-- Problem statement --
Go through each line of the entries below and tally those containing the string "title"; give only the total.

-- Extracted entries --
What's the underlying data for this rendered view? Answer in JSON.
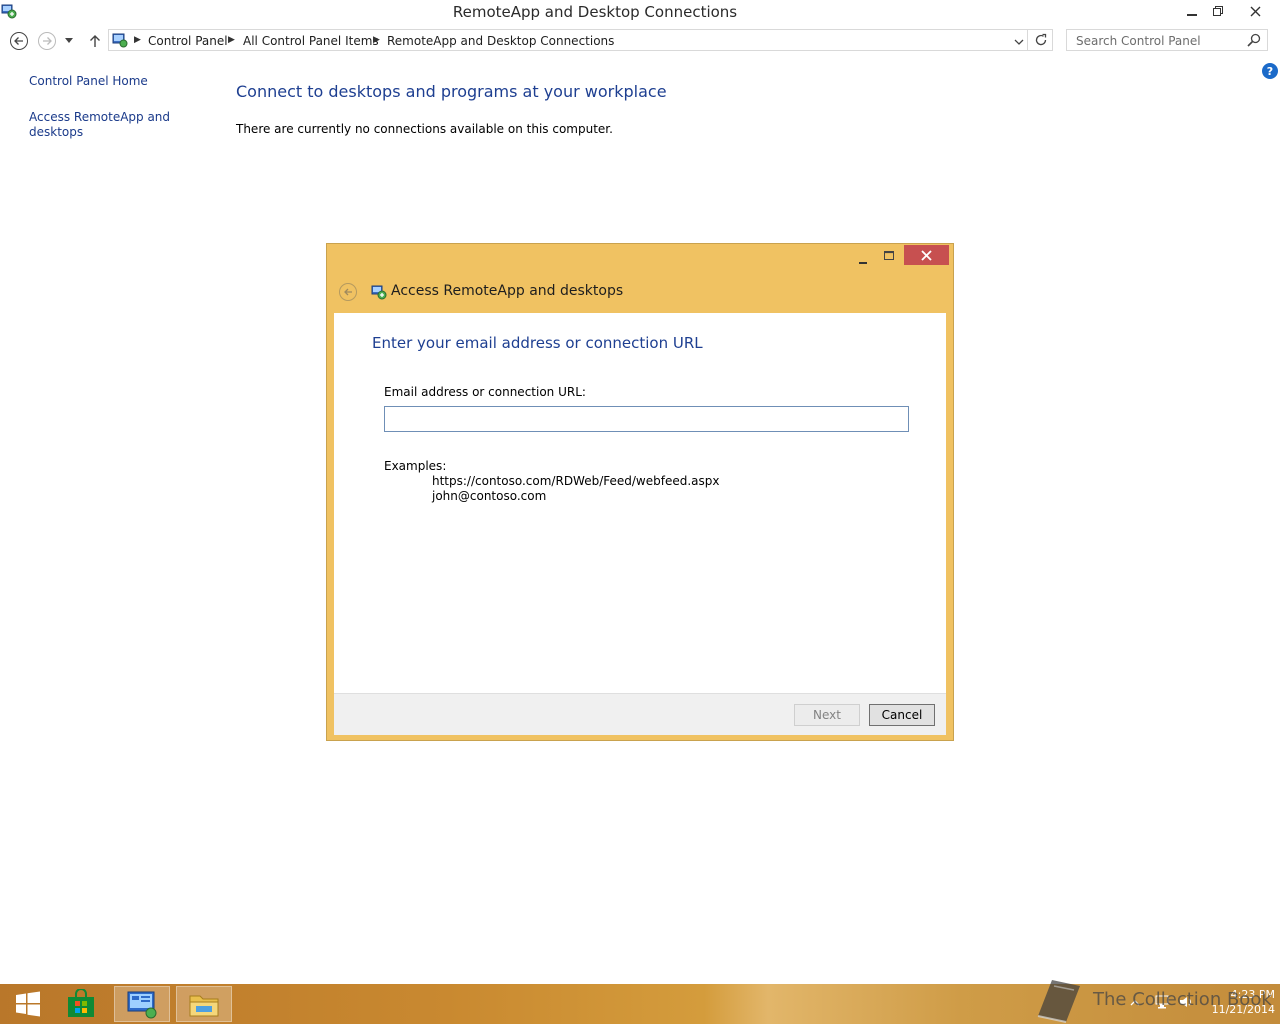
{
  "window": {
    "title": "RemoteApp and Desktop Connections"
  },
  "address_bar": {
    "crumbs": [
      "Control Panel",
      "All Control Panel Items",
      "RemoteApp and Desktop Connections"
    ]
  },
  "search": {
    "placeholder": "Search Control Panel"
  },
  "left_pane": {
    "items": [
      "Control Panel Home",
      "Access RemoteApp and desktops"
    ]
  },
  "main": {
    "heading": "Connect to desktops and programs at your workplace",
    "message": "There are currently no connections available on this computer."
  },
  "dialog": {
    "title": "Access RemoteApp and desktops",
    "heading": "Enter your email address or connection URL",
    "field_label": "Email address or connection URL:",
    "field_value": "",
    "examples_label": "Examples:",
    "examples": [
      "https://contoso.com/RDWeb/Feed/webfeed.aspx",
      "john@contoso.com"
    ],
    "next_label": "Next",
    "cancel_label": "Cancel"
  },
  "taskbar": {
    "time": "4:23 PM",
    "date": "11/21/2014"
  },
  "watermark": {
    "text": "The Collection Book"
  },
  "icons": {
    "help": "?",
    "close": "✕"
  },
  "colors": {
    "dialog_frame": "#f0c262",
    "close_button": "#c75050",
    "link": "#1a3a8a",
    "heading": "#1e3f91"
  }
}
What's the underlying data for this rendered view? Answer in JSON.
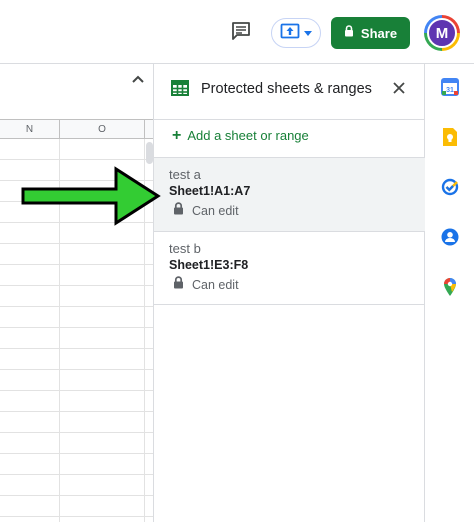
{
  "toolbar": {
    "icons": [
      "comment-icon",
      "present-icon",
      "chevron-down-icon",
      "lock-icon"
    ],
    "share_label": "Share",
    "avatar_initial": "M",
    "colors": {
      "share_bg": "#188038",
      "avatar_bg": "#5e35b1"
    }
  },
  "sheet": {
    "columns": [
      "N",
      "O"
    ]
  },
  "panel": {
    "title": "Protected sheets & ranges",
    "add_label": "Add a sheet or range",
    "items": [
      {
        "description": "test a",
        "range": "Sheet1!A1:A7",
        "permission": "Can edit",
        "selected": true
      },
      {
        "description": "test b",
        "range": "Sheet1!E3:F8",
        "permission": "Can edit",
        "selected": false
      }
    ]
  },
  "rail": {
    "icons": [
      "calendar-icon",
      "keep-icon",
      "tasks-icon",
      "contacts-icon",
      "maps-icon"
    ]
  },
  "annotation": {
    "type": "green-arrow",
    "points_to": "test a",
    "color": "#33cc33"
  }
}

-- Task solution --
3